▸ PROBLEM DESCRIPTION
Pick out each line in these entries that contains the string "icon".

▸ TASK INPUT
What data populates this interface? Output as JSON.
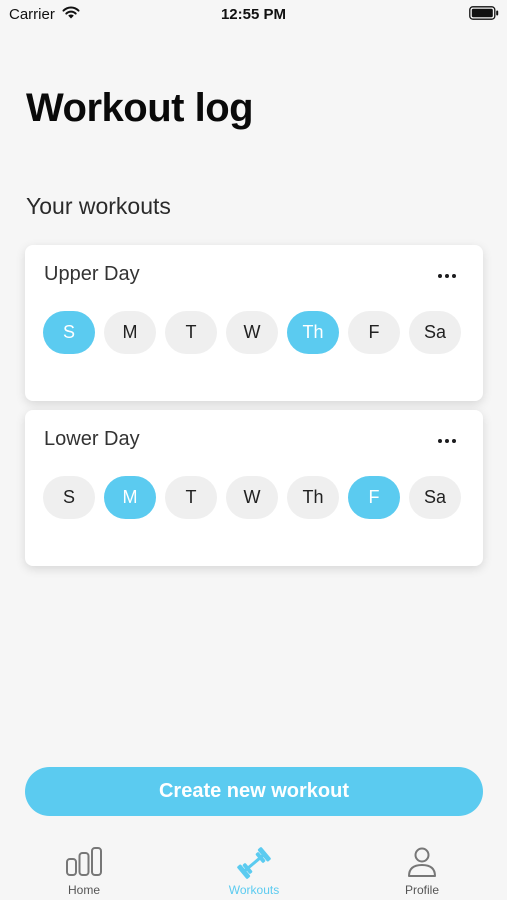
{
  "status_bar": {
    "carrier": "Carrier",
    "time": "12:55 PM"
  },
  "page": {
    "title": "Workout log",
    "section_title": "Your workouts"
  },
  "workouts": [
    {
      "name": "Upper Day",
      "days": [
        {
          "label": "S",
          "selected": true
        },
        {
          "label": "M",
          "selected": false
        },
        {
          "label": "T",
          "selected": false
        },
        {
          "label": "W",
          "selected": false
        },
        {
          "label": "Th",
          "selected": true
        },
        {
          "label": "F",
          "selected": false
        },
        {
          "label": "Sa",
          "selected": false
        }
      ]
    },
    {
      "name": "Lower Day",
      "days": [
        {
          "label": "S",
          "selected": false
        },
        {
          "label": "M",
          "selected": true
        },
        {
          "label": "T",
          "selected": false
        },
        {
          "label": "W",
          "selected": false
        },
        {
          "label": "Th",
          "selected": false
        },
        {
          "label": "F",
          "selected": true
        },
        {
          "label": "Sa",
          "selected": false
        }
      ]
    }
  ],
  "actions": {
    "create_label": "Create new workout"
  },
  "tab_bar": {
    "items": [
      {
        "label": "Home",
        "icon": "bar-chart-icon",
        "active": false
      },
      {
        "label": "Workouts",
        "icon": "dumbbell-icon",
        "active": true
      },
      {
        "label": "Profile",
        "icon": "person-icon",
        "active": false
      }
    ]
  },
  "colors": {
    "accent": "#5bcbf0",
    "pill_inactive": "#efefef",
    "background": "#f6f6f6"
  }
}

▸ YOUR RESPONSE
        "icon": "bar-chart-icon",
        "icon": "dumbbell-icon",
        "icon": "person-icon",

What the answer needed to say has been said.